Palaeontologists have unearthed fossils of what they say the tallest ever penguin species that lived in what is now New Zealand some 27 million years ago. The he lanky bird that stood as high as 4.2 feet was also slimmer than modern penguins, with a long beak and flippers.
The researchers, who named the bird Kariuku, hope that their finding will add to knowledge about the evolution of giant penguins.
According to them, most of New Zealand at that time was underwater, with only today's mountaintops emerging from the sea. That made for excellent coastal nesting for the penguin species, LiveScience reported.
The new fossil specimens were found beginning in the 1970s, and researchers have continued to turn up bones from the animals as recently as two months ago, said study author Daniel Ksepka, a palaeontologist at the North Carolina State University.
The find expands the known diversity of ancient New Zealand penguins, Ksepka said.
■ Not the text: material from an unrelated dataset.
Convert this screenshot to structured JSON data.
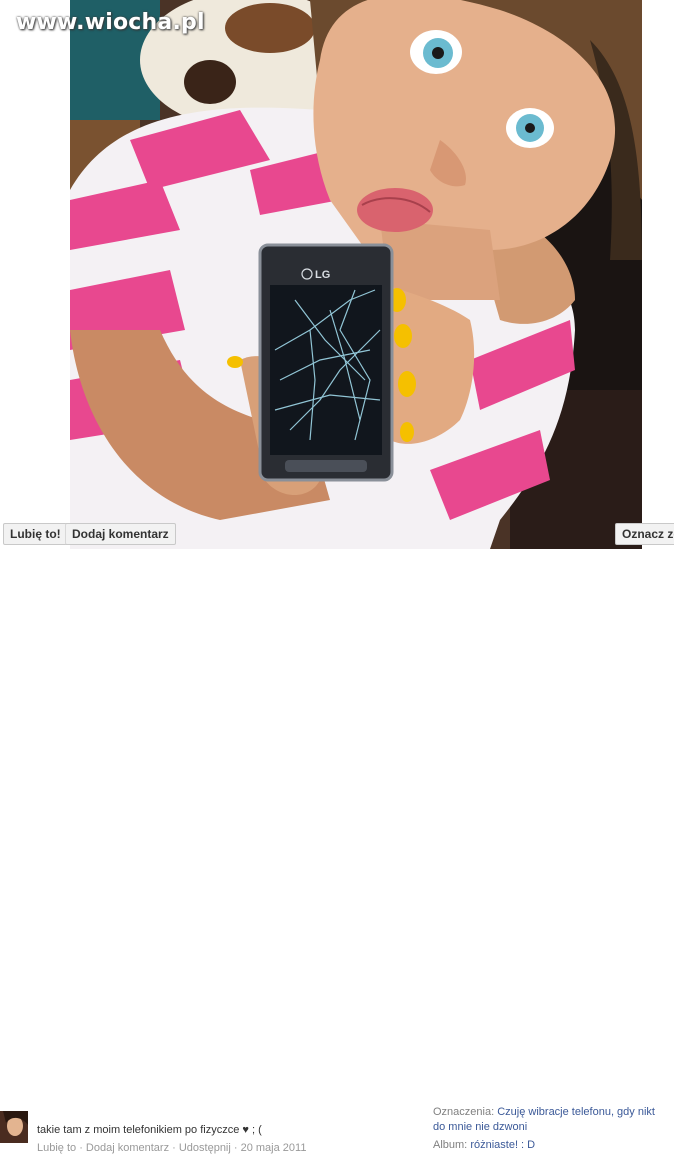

In the past we would have thought there were one or two species living in the area. Now we know there were five.
According to the researchers, who detailed their findings in the Journal of Vertebrate Palaeontology, Kariuku grebneffi was the largest of at least five penguin species that lived in New Zealand during that period.
The bird had unusually long flippers and a slim build, though its legs and feet were as short and stumpy as those of penguins today, they said.
Ksepka and colleagues are using these ancient penguins to study everything from brain evolution to how the animals regulate their temperatures in frigid waters.
Penguins are so interesting, Ksepka said. They're so different than other birds that there's a lot we can do in the fossil record to try to understand how they became what they are, he added.